§ **EXERCISE DETAILS**
Only lines holding "icon" are needed; copy each of them from the data below.

[Dataset rows for apps and sites]
──────

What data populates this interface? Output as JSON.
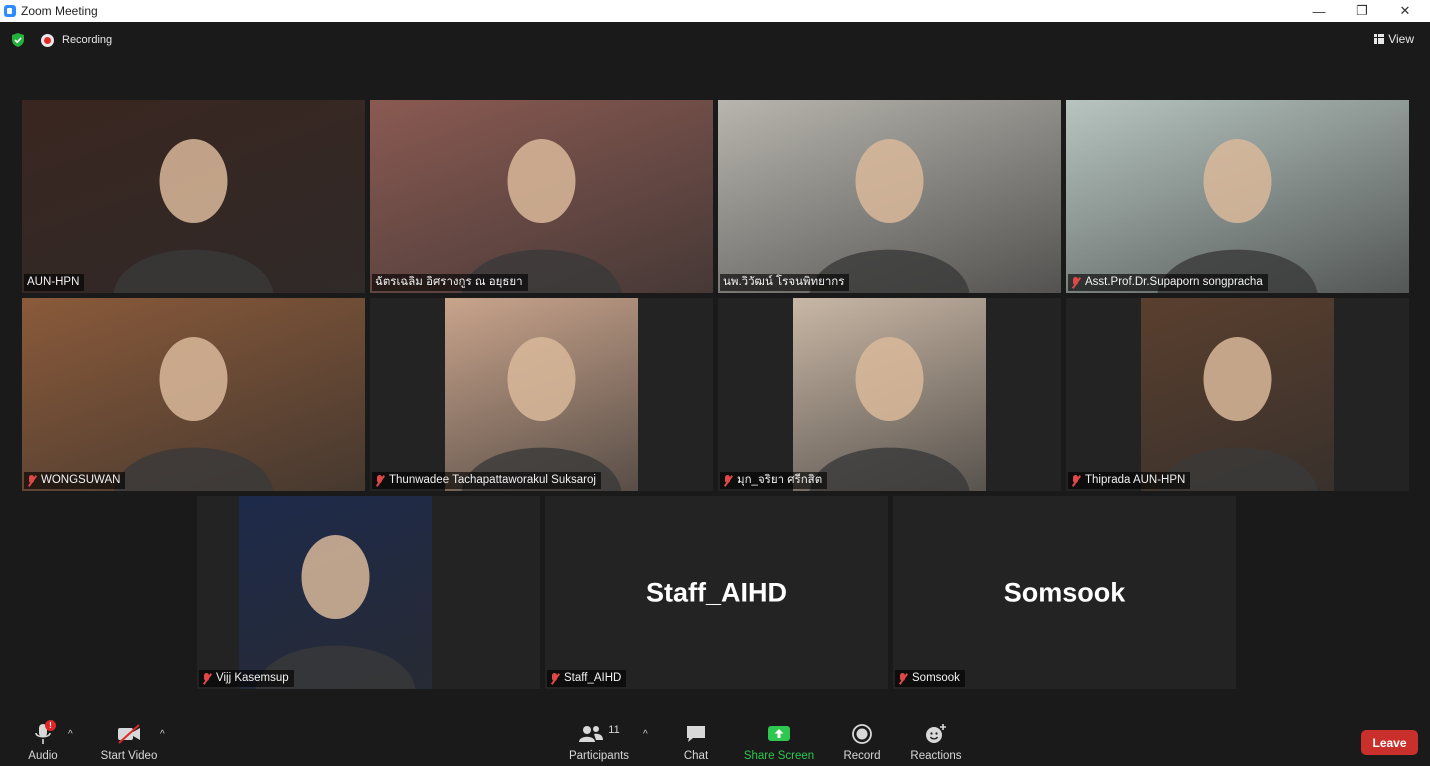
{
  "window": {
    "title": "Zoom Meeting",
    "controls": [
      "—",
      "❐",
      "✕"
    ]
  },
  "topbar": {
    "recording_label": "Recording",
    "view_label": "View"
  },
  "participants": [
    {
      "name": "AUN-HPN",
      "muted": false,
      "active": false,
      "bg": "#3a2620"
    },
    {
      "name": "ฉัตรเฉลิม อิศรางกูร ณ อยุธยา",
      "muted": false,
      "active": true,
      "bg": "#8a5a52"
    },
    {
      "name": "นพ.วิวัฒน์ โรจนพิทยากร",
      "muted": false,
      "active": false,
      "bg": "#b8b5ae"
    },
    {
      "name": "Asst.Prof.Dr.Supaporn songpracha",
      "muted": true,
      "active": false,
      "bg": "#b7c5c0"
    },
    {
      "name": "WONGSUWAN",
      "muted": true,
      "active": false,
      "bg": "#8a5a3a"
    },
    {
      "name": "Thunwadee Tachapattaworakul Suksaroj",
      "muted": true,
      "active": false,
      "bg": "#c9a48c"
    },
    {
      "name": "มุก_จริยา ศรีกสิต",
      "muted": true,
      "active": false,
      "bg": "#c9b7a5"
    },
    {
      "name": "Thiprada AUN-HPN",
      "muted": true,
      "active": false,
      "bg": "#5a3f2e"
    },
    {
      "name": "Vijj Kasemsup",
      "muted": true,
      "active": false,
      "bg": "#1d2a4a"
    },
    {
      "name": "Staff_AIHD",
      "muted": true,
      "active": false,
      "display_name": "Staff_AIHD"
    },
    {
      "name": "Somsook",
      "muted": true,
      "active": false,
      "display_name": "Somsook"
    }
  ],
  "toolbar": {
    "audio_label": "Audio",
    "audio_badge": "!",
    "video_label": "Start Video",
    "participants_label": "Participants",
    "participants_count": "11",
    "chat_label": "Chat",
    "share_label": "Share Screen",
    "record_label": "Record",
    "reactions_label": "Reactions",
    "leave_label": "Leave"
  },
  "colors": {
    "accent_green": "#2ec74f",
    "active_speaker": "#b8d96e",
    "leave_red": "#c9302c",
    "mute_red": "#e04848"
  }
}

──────

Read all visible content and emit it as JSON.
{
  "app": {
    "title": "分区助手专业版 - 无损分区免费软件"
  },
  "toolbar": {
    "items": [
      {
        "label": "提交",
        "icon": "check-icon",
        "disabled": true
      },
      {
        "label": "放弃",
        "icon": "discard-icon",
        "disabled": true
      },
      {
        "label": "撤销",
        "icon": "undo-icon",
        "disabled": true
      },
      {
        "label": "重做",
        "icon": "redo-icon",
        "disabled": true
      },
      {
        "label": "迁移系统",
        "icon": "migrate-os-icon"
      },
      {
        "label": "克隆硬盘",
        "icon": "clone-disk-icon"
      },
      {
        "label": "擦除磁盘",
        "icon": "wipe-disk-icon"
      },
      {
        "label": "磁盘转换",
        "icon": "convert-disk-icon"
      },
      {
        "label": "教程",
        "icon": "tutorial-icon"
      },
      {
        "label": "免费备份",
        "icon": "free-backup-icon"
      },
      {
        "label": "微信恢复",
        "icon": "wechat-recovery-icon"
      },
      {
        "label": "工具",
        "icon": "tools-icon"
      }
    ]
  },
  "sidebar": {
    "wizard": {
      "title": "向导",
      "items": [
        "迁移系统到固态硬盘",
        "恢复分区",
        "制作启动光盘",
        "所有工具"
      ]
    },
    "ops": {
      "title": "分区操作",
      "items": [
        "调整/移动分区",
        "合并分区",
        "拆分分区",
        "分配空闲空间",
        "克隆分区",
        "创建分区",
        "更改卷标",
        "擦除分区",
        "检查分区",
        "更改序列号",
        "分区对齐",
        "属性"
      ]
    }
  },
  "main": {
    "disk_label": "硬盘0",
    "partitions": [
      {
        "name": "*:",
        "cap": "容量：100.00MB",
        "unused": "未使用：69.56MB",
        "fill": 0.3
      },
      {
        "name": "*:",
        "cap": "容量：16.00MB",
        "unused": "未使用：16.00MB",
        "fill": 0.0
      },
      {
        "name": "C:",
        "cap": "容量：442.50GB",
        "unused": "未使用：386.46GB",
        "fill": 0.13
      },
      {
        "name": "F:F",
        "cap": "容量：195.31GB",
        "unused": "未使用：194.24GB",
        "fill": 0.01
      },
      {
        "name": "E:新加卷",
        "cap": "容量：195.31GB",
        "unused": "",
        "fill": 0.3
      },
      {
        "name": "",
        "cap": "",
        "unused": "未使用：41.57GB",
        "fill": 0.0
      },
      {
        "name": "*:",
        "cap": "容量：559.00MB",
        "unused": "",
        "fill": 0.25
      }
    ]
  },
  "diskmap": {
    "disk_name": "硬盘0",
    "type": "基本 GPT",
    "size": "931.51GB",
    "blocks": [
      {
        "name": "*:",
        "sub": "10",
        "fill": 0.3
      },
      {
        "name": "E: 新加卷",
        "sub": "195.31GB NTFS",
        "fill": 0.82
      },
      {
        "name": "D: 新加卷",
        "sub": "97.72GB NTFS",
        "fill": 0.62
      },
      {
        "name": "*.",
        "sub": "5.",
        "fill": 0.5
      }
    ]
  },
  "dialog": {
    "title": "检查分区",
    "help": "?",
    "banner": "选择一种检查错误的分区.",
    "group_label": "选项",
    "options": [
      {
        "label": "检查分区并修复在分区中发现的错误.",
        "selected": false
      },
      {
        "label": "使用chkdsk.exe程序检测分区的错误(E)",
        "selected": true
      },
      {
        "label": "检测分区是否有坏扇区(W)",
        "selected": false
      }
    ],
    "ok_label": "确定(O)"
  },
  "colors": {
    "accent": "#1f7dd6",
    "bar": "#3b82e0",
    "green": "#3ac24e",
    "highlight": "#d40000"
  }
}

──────

§ **OUTPUT BELOW**
        "icon": "check-icon",
        "icon": "discard-icon",
        "icon": "undo-icon",
        "icon": "redo-icon",
        "icon": "migrate-os-icon"
        "icon": "clone-disk-icon"
        "icon": "wipe-disk-icon"
        "icon": "convert-disk-icon"
        "icon": "tutorial-icon"
        "icon": "free-backup-icon"
        "icon": "wechat-recovery-icon"
        "icon": "tools-icon"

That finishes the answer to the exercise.